When I was nine years old, a man with a begging bowl chanced to cross my path as I walked through my home- town in
It is more than thirty years since Rhonda and I first visited
I attended mass at Redfern and listened for the first time to “Father Ted”. Unconditional love and acceptance permeated the church. I was deeply moved and challenged by Ted’s interpretation of the gospels and the purpose of existence. I felt a sense of “coming home” and a deep comfort in a place where difference is embraced. I ventured on safe in the knowledge that I was “right” because the gospel according to father Ted said so.
As time passed people came to Redfern. Some stayed. Some left. Some tried to change Redfern believing that Redfern was in some way impoverished. The church was painted, experiments were conducted from time to time and the community patiently waited. The “visitors” found their way and the community bounced back.
Time passed, Aboriginal people continued to welcome us and shared with us their pain and their too infrequent joy. I was humbled by my experience. So often I wondered at their tolerance and forgiveness. I sought answers to questions but none were forthcoming.
There were many gatherings on Christmas Day at
Time passed and our Aboriginal friends found other forums for “celebration”. The spirit if Redfern persists unchanged.

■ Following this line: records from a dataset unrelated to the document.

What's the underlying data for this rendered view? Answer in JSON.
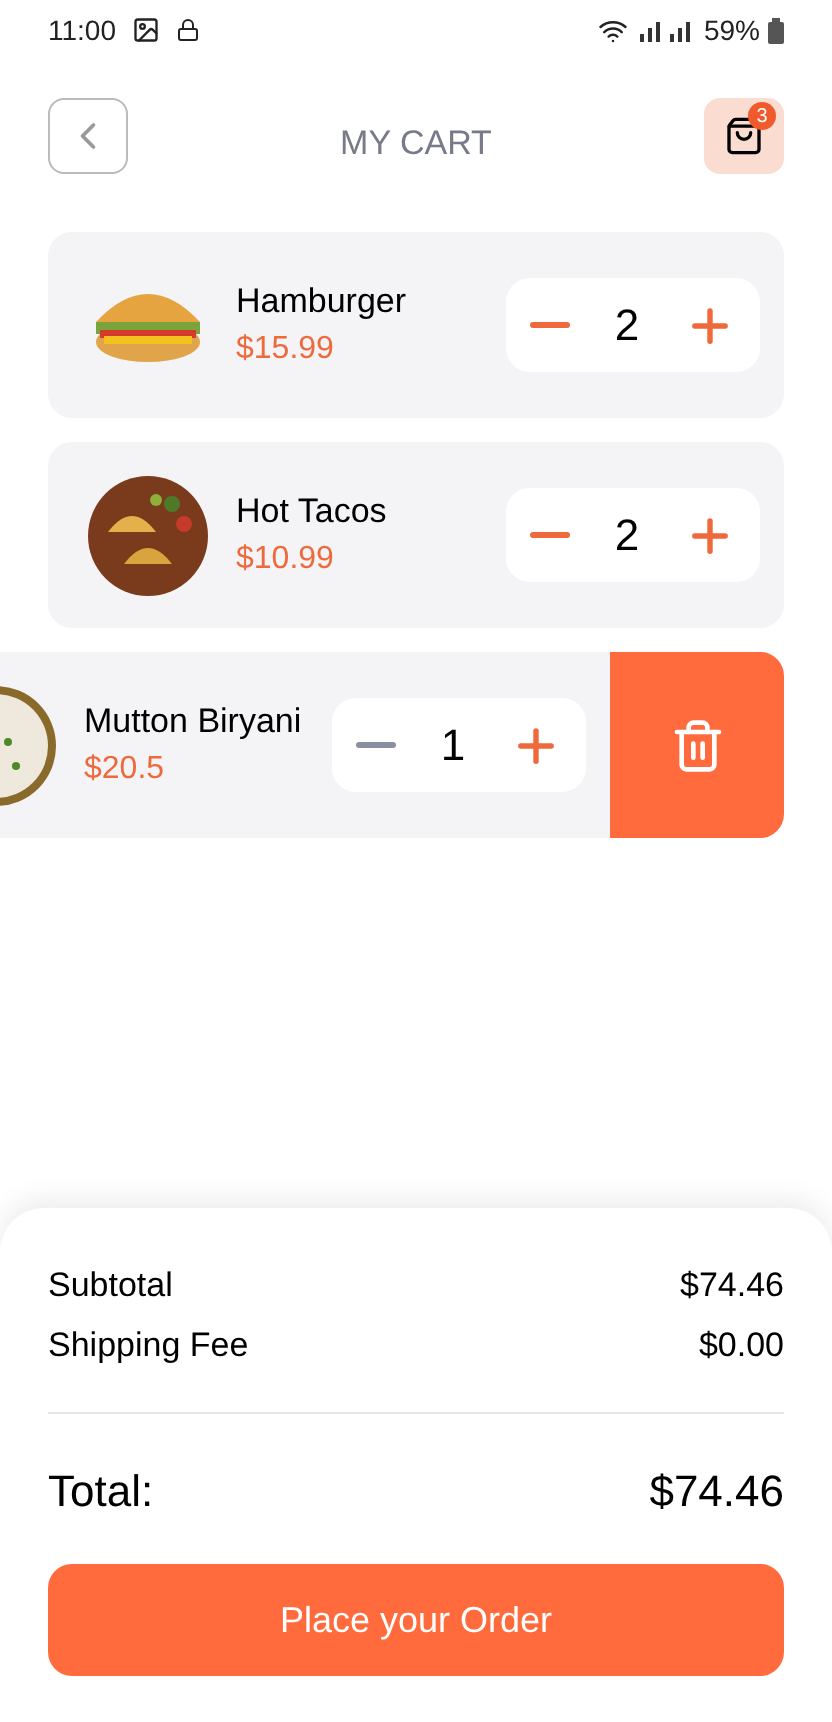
{
  "status_bar": {
    "time": "11:00",
    "battery": "59%"
  },
  "header": {
    "title": "MY CART",
    "cart_count": "3"
  },
  "items": [
    {
      "name": "Hamburger",
      "price": "$15.99",
      "quantity": "2",
      "minus_disabled": false,
      "swiped": false
    },
    {
      "name": "Hot Tacos",
      "price": "$10.99",
      "quantity": "2",
      "minus_disabled": false,
      "swiped": false
    },
    {
      "name": "Mutton Biryani",
      "price": "$20.5",
      "quantity": "1",
      "minus_disabled": true,
      "swiped": true
    }
  ],
  "summary": {
    "rows": [
      {
        "label": "Subtotal",
        "value": "$74.46"
      },
      {
        "label": "Shipping Fee",
        "value": "$0.00"
      }
    ],
    "total_label": "Total:",
    "total_value": "$74.46"
  },
  "order_button": "Place your Order"
}
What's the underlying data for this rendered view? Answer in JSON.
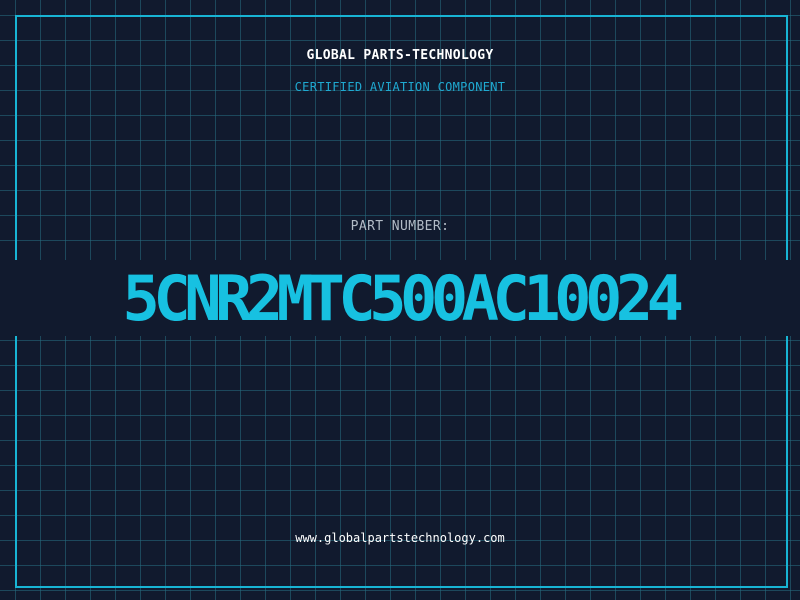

It derives from the inspiration flowing from the legacy of suffering borne by Aboriginal people who have been physically and spiritually present at Redfern.

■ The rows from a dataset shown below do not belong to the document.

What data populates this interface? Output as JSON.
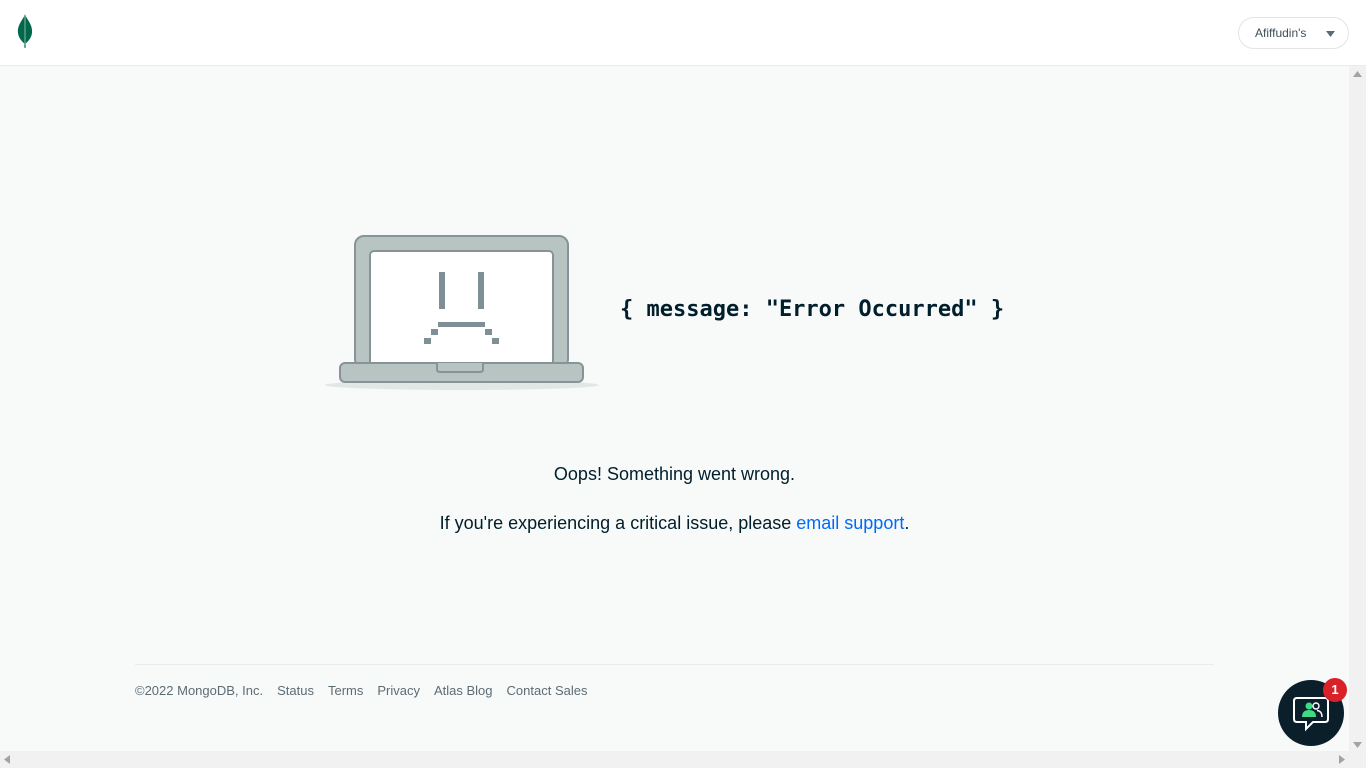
{
  "header": {
    "logo": "mongodb-leaf-logo",
    "org_select": {
      "label": "Afiffudin's",
      "icon": "caret-down-icon"
    }
  },
  "error": {
    "illustration": "sad-laptop-illustration",
    "code_message": "{ message: \"Error Occurred\" }",
    "heading": "Oops! Something went wrong.",
    "critical_prefix": "If you're experiencing a critical issue, please ",
    "support_link": "email support",
    "critical_suffix": "."
  },
  "footer": {
    "copyright": "©2022 MongoDB, Inc.",
    "links": [
      "Status",
      "Terms",
      "Privacy",
      "Atlas Blog",
      "Contact Sales"
    ]
  },
  "chat_widget": {
    "icon": "chat-support-icon",
    "badge_count": "1"
  },
  "colors": {
    "brand_green": "#00684a",
    "link_blue": "#016bf8",
    "badge_red": "#db2128",
    "chat_bg": "#0b1f2b"
  }
}
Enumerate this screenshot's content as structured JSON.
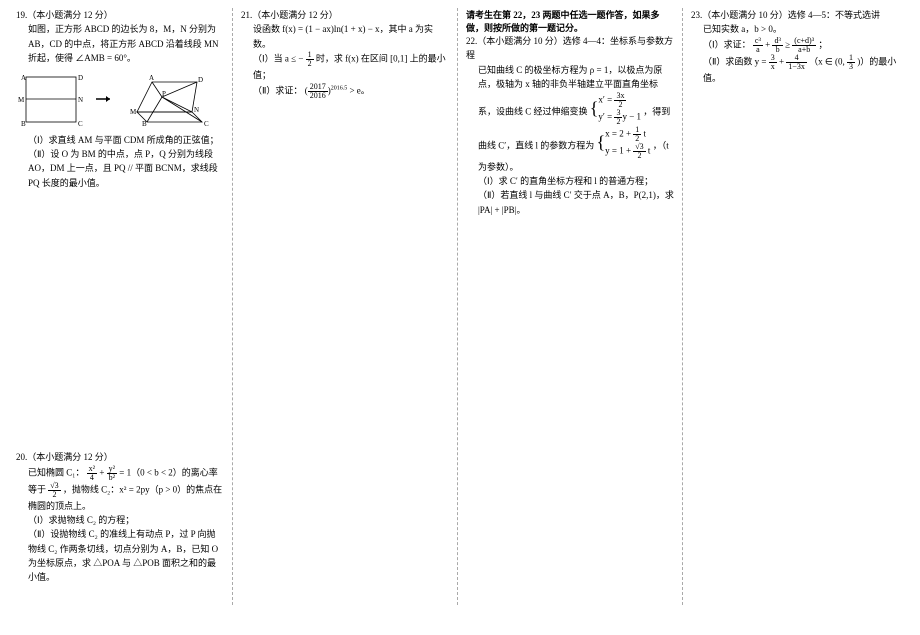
{
  "q19": {
    "header": "19.（本小题满分 12 分）",
    "body1": "如图，正方形 ABCD 的边长为 8，M，N 分别为 AB，CD 的中点，将正方形 ABCD 沿着线段 MN 折起，使得 ∠AMB = 60°。",
    "part1": "（Ⅰ）求直线 AM 与平面 CDM 所成角的正弦值；",
    "part2": "（Ⅱ）设 O 为 BM 的中点，点 P，Q 分别为线段 AO，DM 上一点，且 PQ // 平面 BCNM，求线段 PQ 长度的最小值。"
  },
  "q20": {
    "header": "20.（本小题满分 12 分）",
    "body1_pre": "已知椭圆 C₁：",
    "body1_mid": " = 1（0 < b < 2）的离心率等于 ",
    "body1_post": "，抛物线 C₂：x² = 2py（p > 0）的焦点在椭圆的顶点上。",
    "part1": "（Ⅰ）求抛物线 C₂ 的方程；",
    "part2": "（Ⅱ）设抛物线 C₂ 的准线上有动点 P，过 P 向抛物线 C₂ 作两条切线，切点分别为 A，B，已知 O 为坐标原点，求 △POA 与 △POB 面积之和的最小值。"
  },
  "q21": {
    "header": "21.（本小题满分 12 分）",
    "body1": "设函数 f(x) = (1 − ax)ln(1 + x) − x，其中 a 为实数。",
    "part1_pre": "（Ⅰ）当 a ≤ −",
    "part1_post": " 时，求 f(x) 在区间 [0,1] 上的最小值；",
    "part2_pre": "（Ⅱ）求证：",
    "part2_post": " > e。"
  },
  "choice_note": "请考生在第 22，23 两题中任选一题作答，如果多做，则按所做的第一题记分。",
  "q22": {
    "header": "22.（本小题满分 10 分）选修 4—4：坐标系与参数方程",
    "body1": "已知曲线 C 的极坐标方程为 ρ = 1，以极点为原点，极轴为 x 轴的非负半轴建立平面直角坐标系，设曲线 C 经过伸缩变换 ",
    "body1_post": "，得到曲线 C′，直线 l 的参数方程为 ",
    "body1_end": "，（t 为参数）。",
    "part1": "（Ⅰ）求 C′ 的直角坐标方程和 l 的普通方程；",
    "part2": "（Ⅱ）若直线 l 与曲线 C′ 交于点 A，B，P(2,1)，求 |PA| + |PB|。",
    "sys1a": "x′ = ",
    "sys1b": "y′ = ",
    "sys1c": "y − 1",
    "sys2a": "x = 2 + ",
    "sys2at": " t",
    "sys2b": "y = 1 + ",
    "sys2bt": " t"
  },
  "q23": {
    "header": "23.（本小题满分 10 分）选修 4—5：不等式选讲",
    "body1": "已知实数 a，b > 0。",
    "part1_pre": "（Ⅰ）求证：",
    "part1_post": "；",
    "part2_pre": "（Ⅱ）求函数 y = ",
    "part2_mid": "（x ∈ (0, ",
    "part2_post": ")）的最小值。"
  }
}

No favour is found in “our” community for privilege, permanence, status, power or wealth but simply from “difference”. We are all equal. We are all integral.

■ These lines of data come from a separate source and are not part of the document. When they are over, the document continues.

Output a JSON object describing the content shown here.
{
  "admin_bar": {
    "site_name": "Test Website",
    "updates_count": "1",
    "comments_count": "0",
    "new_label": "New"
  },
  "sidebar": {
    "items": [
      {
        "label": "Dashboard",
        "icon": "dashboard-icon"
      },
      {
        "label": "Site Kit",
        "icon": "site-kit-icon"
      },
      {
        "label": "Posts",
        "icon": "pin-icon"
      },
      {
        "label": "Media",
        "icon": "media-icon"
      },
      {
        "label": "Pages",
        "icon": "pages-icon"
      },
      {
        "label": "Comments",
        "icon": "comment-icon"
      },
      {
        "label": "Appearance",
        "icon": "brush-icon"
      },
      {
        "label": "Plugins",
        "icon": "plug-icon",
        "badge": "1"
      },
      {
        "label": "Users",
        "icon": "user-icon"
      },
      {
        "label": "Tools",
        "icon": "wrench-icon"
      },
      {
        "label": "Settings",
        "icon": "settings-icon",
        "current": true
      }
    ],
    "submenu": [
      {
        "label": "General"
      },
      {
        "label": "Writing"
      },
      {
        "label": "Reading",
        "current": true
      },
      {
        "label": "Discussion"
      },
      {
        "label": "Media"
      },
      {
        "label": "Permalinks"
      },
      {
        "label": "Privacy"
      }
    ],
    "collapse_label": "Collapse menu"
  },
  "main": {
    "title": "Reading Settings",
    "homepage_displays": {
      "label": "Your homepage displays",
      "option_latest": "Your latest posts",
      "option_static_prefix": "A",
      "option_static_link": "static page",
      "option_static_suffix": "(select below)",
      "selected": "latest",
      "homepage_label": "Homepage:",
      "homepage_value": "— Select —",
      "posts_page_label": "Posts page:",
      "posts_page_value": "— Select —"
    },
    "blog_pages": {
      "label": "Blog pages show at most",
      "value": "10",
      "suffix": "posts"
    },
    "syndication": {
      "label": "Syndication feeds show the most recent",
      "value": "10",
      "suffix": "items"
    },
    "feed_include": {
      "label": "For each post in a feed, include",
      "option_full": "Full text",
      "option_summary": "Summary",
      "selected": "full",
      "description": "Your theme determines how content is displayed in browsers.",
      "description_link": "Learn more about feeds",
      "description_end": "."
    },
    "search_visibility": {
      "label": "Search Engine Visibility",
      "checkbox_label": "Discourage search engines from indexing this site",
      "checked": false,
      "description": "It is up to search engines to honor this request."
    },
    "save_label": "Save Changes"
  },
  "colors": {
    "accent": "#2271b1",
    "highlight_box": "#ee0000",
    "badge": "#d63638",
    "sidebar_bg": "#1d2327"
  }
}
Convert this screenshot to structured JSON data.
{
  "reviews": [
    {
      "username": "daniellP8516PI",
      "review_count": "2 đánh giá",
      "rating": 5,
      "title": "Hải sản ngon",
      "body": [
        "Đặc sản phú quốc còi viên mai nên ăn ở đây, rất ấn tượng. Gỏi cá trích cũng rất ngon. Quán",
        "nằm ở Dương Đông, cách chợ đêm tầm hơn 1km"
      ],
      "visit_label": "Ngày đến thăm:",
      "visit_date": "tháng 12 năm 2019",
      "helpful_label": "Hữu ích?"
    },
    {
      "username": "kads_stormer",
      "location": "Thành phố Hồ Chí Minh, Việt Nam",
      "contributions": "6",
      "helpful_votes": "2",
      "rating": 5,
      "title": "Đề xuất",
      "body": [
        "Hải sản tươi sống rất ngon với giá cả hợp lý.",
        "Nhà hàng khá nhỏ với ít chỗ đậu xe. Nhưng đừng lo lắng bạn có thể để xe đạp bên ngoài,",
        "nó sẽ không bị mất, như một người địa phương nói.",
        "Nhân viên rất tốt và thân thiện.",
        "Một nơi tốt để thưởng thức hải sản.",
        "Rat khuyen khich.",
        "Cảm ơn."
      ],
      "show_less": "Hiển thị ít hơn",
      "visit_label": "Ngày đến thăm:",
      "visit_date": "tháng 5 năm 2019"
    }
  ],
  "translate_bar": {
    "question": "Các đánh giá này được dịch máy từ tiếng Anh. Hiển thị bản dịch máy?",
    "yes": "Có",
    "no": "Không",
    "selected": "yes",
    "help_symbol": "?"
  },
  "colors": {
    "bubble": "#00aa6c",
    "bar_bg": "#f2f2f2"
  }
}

Thank you Father Ted for your love, your compassion and your sacrifice. Thank you Father Ted for teaching me to see the world that God envisaged. Thank you Father Ted for giving me the courage to face the daily round and to challenge. For the opportunities that I have had to be enriched by my Aboriginal friends, thank you Father Ted. Thank you Ted. Thank you and God Bless you.